- [What is expected]: Repeat the data below in full and exactly.

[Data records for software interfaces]
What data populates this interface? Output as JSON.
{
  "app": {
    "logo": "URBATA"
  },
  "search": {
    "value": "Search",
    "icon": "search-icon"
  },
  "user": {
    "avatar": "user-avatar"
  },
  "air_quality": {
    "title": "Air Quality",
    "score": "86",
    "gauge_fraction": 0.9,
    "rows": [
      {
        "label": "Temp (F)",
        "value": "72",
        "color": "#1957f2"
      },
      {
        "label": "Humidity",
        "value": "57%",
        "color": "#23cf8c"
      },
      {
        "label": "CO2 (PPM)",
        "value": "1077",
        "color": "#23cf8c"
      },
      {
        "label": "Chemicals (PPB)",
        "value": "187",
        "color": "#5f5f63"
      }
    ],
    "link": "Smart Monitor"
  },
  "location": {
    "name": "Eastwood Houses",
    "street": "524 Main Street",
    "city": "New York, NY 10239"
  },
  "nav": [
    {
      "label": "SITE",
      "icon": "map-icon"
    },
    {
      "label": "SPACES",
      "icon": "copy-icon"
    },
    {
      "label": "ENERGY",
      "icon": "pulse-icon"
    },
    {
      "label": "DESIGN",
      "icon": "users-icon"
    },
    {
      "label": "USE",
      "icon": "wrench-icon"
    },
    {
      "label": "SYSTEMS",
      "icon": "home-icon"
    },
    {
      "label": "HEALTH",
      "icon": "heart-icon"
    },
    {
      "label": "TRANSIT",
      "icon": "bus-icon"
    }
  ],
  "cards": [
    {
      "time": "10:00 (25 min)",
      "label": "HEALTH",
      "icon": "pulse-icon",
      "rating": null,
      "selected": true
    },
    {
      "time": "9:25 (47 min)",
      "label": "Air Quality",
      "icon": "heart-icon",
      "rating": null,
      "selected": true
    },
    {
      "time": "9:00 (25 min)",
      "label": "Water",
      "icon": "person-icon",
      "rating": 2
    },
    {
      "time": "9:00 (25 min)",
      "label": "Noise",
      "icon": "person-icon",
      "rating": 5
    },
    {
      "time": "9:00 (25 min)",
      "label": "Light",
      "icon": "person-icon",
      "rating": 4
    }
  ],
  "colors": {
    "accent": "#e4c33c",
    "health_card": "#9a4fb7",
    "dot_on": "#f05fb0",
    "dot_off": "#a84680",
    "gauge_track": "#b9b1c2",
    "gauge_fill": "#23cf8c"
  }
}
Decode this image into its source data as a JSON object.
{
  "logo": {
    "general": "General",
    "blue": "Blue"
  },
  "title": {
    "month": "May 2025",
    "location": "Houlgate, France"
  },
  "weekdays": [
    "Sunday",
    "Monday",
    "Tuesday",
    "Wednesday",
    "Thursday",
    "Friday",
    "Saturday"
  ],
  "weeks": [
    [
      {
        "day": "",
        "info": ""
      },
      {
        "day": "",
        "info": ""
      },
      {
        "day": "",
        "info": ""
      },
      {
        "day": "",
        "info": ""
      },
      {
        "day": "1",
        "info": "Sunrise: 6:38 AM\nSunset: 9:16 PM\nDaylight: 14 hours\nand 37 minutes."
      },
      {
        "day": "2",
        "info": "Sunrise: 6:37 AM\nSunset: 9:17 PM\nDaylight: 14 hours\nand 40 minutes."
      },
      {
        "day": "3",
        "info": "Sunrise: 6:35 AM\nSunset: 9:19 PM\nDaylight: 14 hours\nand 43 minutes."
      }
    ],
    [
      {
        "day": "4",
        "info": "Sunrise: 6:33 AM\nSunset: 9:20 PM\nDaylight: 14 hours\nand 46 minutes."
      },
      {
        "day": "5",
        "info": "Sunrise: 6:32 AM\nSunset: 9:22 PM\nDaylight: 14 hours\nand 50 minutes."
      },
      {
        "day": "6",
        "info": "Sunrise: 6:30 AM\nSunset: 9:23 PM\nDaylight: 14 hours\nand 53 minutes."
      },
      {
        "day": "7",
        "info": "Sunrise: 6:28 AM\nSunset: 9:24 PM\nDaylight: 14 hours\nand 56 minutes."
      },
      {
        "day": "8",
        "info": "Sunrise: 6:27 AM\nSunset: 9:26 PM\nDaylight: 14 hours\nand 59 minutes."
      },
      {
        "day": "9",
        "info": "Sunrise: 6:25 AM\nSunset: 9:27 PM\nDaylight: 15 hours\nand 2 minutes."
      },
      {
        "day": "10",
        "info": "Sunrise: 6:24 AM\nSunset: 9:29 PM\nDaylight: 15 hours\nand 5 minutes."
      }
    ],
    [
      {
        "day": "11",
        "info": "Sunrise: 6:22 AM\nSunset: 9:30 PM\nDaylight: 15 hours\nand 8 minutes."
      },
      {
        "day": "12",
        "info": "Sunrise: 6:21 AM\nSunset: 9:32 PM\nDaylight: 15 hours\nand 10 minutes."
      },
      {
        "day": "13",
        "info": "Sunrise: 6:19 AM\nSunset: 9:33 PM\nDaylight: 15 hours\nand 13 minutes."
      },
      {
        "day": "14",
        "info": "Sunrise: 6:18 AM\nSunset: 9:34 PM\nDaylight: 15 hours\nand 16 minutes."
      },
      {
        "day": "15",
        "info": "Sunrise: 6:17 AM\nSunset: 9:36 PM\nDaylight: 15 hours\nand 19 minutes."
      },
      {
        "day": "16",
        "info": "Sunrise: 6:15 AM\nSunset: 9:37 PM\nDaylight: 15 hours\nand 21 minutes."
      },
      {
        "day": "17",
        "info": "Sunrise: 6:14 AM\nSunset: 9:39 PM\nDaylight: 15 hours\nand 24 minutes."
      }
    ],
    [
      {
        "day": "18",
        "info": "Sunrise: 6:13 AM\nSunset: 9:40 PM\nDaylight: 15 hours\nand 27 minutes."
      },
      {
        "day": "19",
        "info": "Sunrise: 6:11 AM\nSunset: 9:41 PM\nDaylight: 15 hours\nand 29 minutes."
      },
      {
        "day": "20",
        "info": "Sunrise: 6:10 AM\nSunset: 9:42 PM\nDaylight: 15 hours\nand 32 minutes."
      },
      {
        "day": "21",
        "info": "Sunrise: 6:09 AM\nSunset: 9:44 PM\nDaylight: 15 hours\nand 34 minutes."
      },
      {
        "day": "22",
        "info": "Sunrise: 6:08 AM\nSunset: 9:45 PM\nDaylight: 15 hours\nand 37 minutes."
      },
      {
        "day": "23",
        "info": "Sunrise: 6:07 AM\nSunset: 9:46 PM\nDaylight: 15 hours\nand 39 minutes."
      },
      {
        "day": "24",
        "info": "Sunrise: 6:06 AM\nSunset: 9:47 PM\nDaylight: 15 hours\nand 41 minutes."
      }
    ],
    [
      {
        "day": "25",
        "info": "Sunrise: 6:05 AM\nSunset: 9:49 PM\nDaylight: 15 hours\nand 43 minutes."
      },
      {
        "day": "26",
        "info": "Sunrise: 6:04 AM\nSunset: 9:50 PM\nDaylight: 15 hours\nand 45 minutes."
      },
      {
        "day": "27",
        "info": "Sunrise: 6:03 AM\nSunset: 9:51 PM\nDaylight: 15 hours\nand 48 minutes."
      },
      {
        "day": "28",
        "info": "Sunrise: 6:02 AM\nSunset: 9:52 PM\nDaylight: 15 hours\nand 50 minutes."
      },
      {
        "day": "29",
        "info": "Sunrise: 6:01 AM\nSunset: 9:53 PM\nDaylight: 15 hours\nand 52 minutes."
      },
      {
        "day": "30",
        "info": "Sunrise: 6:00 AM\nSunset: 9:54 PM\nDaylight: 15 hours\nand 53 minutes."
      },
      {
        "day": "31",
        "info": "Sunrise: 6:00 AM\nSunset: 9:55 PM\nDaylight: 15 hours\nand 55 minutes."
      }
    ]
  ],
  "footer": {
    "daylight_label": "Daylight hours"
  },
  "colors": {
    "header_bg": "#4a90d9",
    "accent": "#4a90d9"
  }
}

- [Response area]:
What data populates this interface? Output as JSON.
{
  "app": {
    "logo": "URBATA"
  },
  "search": {
    "value": "Search",
    "icon": "search-icon"
  },
  "user": {
    "avatar": "user-avatar"
  },
  "air_quality": {
    "title": "Air Quality",
    "score": "86",
    "gauge_fraction": 0.9,
    "rows": [
      {
        "label": "Temp (F)",
        "value": "72",
        "color": "#1957f2"
      },
      {
        "label": "Humidity",
        "value": "57%",
        "color": "#23cf8c"
      },
      {
        "label": "CO2 (PPM)",
        "value": "1077",
        "color": "#23cf8c"
      },
      {
        "label": "Chemicals (PPB)",
        "value": "187",
        "color": "#5f5f63"
      }
    ],
    "link": "Smart Monitor"
  },
  "location": {
    "name": "Eastwood Houses",
    "street": "524 Main Street",
    "city": "New York, NY 10239"
  },
  "nav": [
    {
      "label": "SITE",
      "icon": "map-icon"
    },
    {
      "label": "SPACES",
      "icon": "copy-icon"
    },
    {
      "label": "ENERGY",
      "icon": "pulse-icon"
    },
    {
      "label": "DESIGN",
      "icon": "users-icon"
    },
    {
      "label": "USE",
      "icon": "wrench-icon"
    },
    {
      "label": "SYSTEMS",
      "icon": "home-icon"
    },
    {
      "label": "HEALTH",
      "icon": "heart-icon"
    },
    {
      "label": "TRANSIT",
      "icon": "bus-icon"
    }
  ],
  "cards": [
    {
      "time": "10:00 (25 min)",
      "label": "HEALTH",
      "icon": "pulse-icon",
      "rating": null,
      "selected": true
    },
    {
      "time": "9:25 (47 min)",
      "label": "Air Quality",
      "icon": "heart-icon",
      "rating": null,
      "selected": true
    },
    {
      "time": "9:00 (25 min)",
      "label": "Water",
      "icon": "person-icon",
      "rating": 2
    },
    {
      "time": "9:00 (25 min)",
      "label": "Noise",
      "icon": "person-icon",
      "rating": 5
    },
    {
      "time": "9:00 (25 min)",
      "label": "Light",
      "icon": "person-icon",
      "rating": 4
    }
  ],
  "colors": {
    "accent": "#e4c33c",
    "health_card": "#9a4fb7",
    "dot_on": "#f05fb0",
    "dot_off": "#a84680",
    "gauge_track": "#b9b1c2",
    "gauge_fill": "#23cf8c"
  }
}
Decode this image into its source data as a JSON object.
{
  "logo": {
    "general": "General",
    "blue": "Blue"
  },
  "title": {
    "month": "May 2025",
    "location": "Houlgate, France"
  },
  "weekdays": [
    "Sunday",
    "Monday",
    "Tuesday",
    "Wednesday",
    "Thursday",
    "Friday",
    "Saturday"
  ],
  "weeks": [
    [
      {
        "day": "",
        "info": ""
      },
      {
        "day": "",
        "info": ""
      },
      {
        "day": "",
        "info": ""
      },
      {
        "day": "",
        "info": ""
      },
      {
        "day": "1",
        "info": "Sunrise: 6:38 AM\nSunset: 9:16 PM\nDaylight: 14 hours\nand 37 minutes."
      },
      {
        "day": "2",
        "info": "Sunrise: 6:37 AM\nSunset: 9:17 PM\nDaylight: 14 hours\nand 40 minutes."
      },
      {
        "day": "3",
        "info": "Sunrise: 6:35 AM\nSunset: 9:19 PM\nDaylight: 14 hours\nand 43 minutes."
      }
    ],
    [
      {
        "day": "4",
        "info": "Sunrise: 6:33 AM\nSunset: 9:20 PM\nDaylight: 14 hours\nand 46 minutes."
      },
      {
        "day": "5",
        "info": "Sunrise: 6:32 AM\nSunset: 9:22 PM\nDaylight: 14 hours\nand 50 minutes."
      },
      {
        "day": "6",
        "info": "Sunrise: 6:30 AM\nSunset: 9:23 PM\nDaylight: 14 hours\nand 53 minutes."
      },
      {
        "day": "7",
        "info": "Sunrise: 6:28 AM\nSunset: 9:24 PM\nDaylight: 14 hours\nand 56 minutes."
      },
      {
        "day": "8",
        "info": "Sunrise: 6:27 AM\nSunset: 9:26 PM\nDaylight: 14 hours\nand 59 minutes."
      },
      {
        "day": "9",
        "info": "Sunrise: 6:25 AM\nSunset: 9:27 PM\nDaylight: 15 hours\nand 2 minutes."
      },
      {
        "day": "10",
        "info": "Sunrise: 6:24 AM\nSunset: 9:29 PM\nDaylight: 15 hours\nand 5 minutes."
      }
    ],
    [
      {
        "day": "11",
        "info": "Sunrise: 6:22 AM\nSunset: 9:30 PM\nDaylight: 15 hours\nand 8 minutes."
      },
      {
        "day": "12",
        "info": "Sunrise: 6:21 AM\nSunset: 9:32 PM\nDaylight: 15 hours\nand 10 minutes."
      },
      {
        "day": "13",
        "info": "Sunrise: 6:19 AM\nSunset: 9:33 PM\nDaylight: 15 hours\nand 13 minutes."
      },
      {
        "day": "14",
        "info": "Sunrise: 6:18 AM\nSunset: 9:34 PM\nDaylight: 15 hours\nand 16 minutes."
      },
      {
        "day": "15",
        "info": "Sunrise: 6:17 AM\nSunset: 9:36 PM\nDaylight: 15 hours\nand 19 minutes."
      },
      {
        "day": "16",
        "info": "Sunrise: 6:15 AM\nSunset: 9:37 PM\nDaylight: 15 hours\nand 21 minutes."
      },
      {
        "day": "17",
        "info": "Sunrise: 6:14 AM\nSunset: 9:39 PM\nDaylight: 15 hours\nand 24 minutes."
      }
    ],
    [
      {
        "day": "18",
        "info": "Sunrise: 6:13 AM\nSunset: 9:40 PM\nDaylight: 15 hours\nand 27 minutes."
      },
      {
        "day": "19",
        "info": "Sunrise: 6:11 AM\nSunset: 9:41 PM\nDaylight: 15 hours\nand 29 minutes."
      },
      {
        "day": "20",
        "info": "Sunrise: 6:10 AM\nSunset: 9:42 PM\nDaylight: 15 hours\nand 32 minutes."
      },
      {
        "day": "21",
        "info": "Sunrise: 6:09 AM\nSunset: 9:44 PM\nDaylight: 15 hours\nand 34 minutes."
      },
      {
        "day": "22",
        "info": "Sunrise: 6:08 AM\nSunset: 9:45 PM\nDaylight: 15 hours\nand 37 minutes."
      },
      {
        "day": "23",
        "info": "Sunrise: 6:07 AM\nSunset: 9:46 PM\nDaylight: 15 hours\nand 39 minutes."
      },
      {
        "day": "24",
        "info": "Sunrise: 6:06 AM\nSunset: 9:47 PM\nDaylight: 15 hours\nand 41 minutes."
      }
    ],
    [
      {
        "day": "25",
        "info": "Sunrise: 6:05 AM\nSunset: 9:49 PM\nDaylight: 15 hours\nand 43 minutes."
      },
      {
        "day": "26",
        "info": "Sunrise: 6:04 AM\nSunset: 9:50 PM\nDaylight: 15 hours\nand 45 minutes."
      },
      {
        "day": "27",
        "info": "Sunrise: 6:03 AM\nSunset: 9:51 PM\nDaylight: 15 hours\nand 48 minutes."
      },
      {
        "day": "28",
        "info": "Sunrise: 6:02 AM\nSunset: 9:52 PM\nDaylight: 15 hours\nand 50 minutes."
      },
      {
        "day": "29",
        "info": "Sunrise: 6:01 AM\nSunset: 9:53 PM\nDaylight: 15 hours\nand 52 minutes."
      },
      {
        "day": "30",
        "info": "Sunrise: 6:00 AM\nSunset: 9:54 PM\nDaylight: 15 hours\nand 53 minutes."
      },
      {
        "day": "31",
        "info": "Sunrise: 6:00 AM\nSunset: 9:55 PM\nDaylight: 15 hours\nand 55 minutes."
      }
    ]
  ],
  "footer": {
    "daylight_label": "Daylight hours"
  },
  "colors": {
    "header_bg": "#4a90d9",
    "accent": "#4a90d9"
  }
}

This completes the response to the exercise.